19 January 2001

Cautious intervention not much help to beef trade

By Philip Clarke

BEEF market managers in Brussels have taken a cautious approach with their latest intervention purchase, doing little to support the beleaguered EU cattle trade and so increasing the threat to the UK market.

A total of just 11,660t of young bull beef was accepted last Friday, (Jan 12), most of it from Germany, Spain and France. Bids below k221/100kg (140p/kg) were accepted in full, with 50% acceptance for anything between that and k246/100kg (156p/kg).

That left the 1850t of steer beef tendered by Irish traders without a home, prompting an angry reaction from the Republics farmers. President of the Irish Creamery Manufacturers Suppliers Association, Pat ORourke, said he was shocked by the decision, which showed the commission was "totally indifferent to the huge losses being incurred by the beef sector".
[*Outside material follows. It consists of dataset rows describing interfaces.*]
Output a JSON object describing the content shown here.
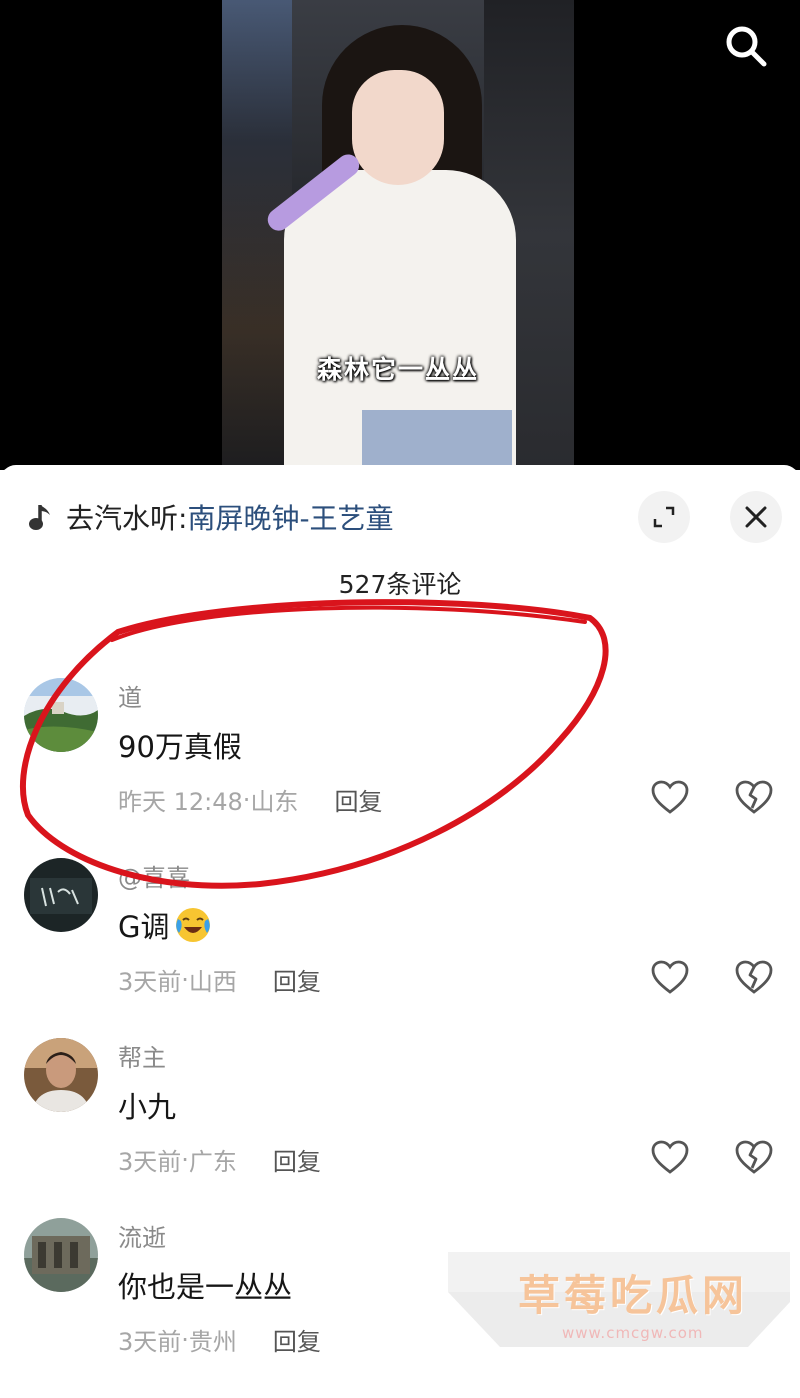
{
  "video": {
    "caption": "森林它一丛丛"
  },
  "panel": {
    "music_prefix": "去汽水听:",
    "music_title": "南屏晚钟-王艺童",
    "comment_count": "527条评论"
  },
  "comments": [
    {
      "user": "道",
      "text": "90万真假",
      "time": "昨天 12:48",
      "location": "山东",
      "reply": "回复"
    },
    {
      "user": "@喜喜",
      "text": "G调",
      "time": "3天前",
      "location": "山西",
      "reply": "回复"
    },
    {
      "user": "帮主",
      "text": "小九",
      "time": "3天前",
      "location": "广东",
      "reply": "回复"
    },
    {
      "user": "流逝",
      "text": "你也是一丛丛",
      "time": "3天前",
      "location": "贵州",
      "reply": "回复"
    }
  ],
  "meta_separator": "·",
  "icons": {
    "search": "search-icon",
    "music": "music-note-icon",
    "expand": "expand-icon",
    "close": "close-icon",
    "like": "heart-icon",
    "dislike": "broken-heart-icon",
    "emoji": "crying-laughing-emoji-icon"
  },
  "watermark": {
    "text": "草莓吃瓜网",
    "url": "www.cmcgw.com"
  },
  "colors": {
    "link": "#2c4f7c",
    "annotation": "#d9141c"
  }
}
The threshold price was Ir4p/lb (7p/kg) below the level being offered for over-30-month animals under the purchase for destruction scheme (PFD), he said, which was now the sole "non-market" outlet.

About 4000 animals went into PFD in Ireland last week, though this is expected to reach 12,000 this week as more factories come on stream. Part of the reason for the initial low uptake has been problems with SRM disposal. Ireland only has one plant.

Irish farmers have also become embroiled in a bitter row with the meat trade, which the Irish Farmers Association accuses of deliberately trying to undermine the PFD floor price, of about Ir90p/lb (161p/kg), by backing up cattle numbers in the system.

Despite this, under-30-month steer prices have benefited from the introduction of PFD, climbing from Ir86p/lb (154p/kg) to about Ir94p/lb (168p/kg) this week. Supplies are still extremely tight, according to industry body Bord Bia, but that will change as more farmers start to sell.

Much of that steer beef will be targeted at the UK. "The UK has been the least affected by the current EU beef crisis," said a spokesman. "With BSE appearing for the first time in Italy, Germany and Spain, those markets have become very difficult. And with the £ still quite strong, the UK is most attractive."

lIn a separate move, Brussels has agreed to loosen the rules on extensification premium for farmers who were unable to get their cattle away between Oct 15, 2000, and March 15, 2001, due to the current market situation. Those who can prove their case will be able to reduce headage numbers by 20% when assessing their stocking rates. &#42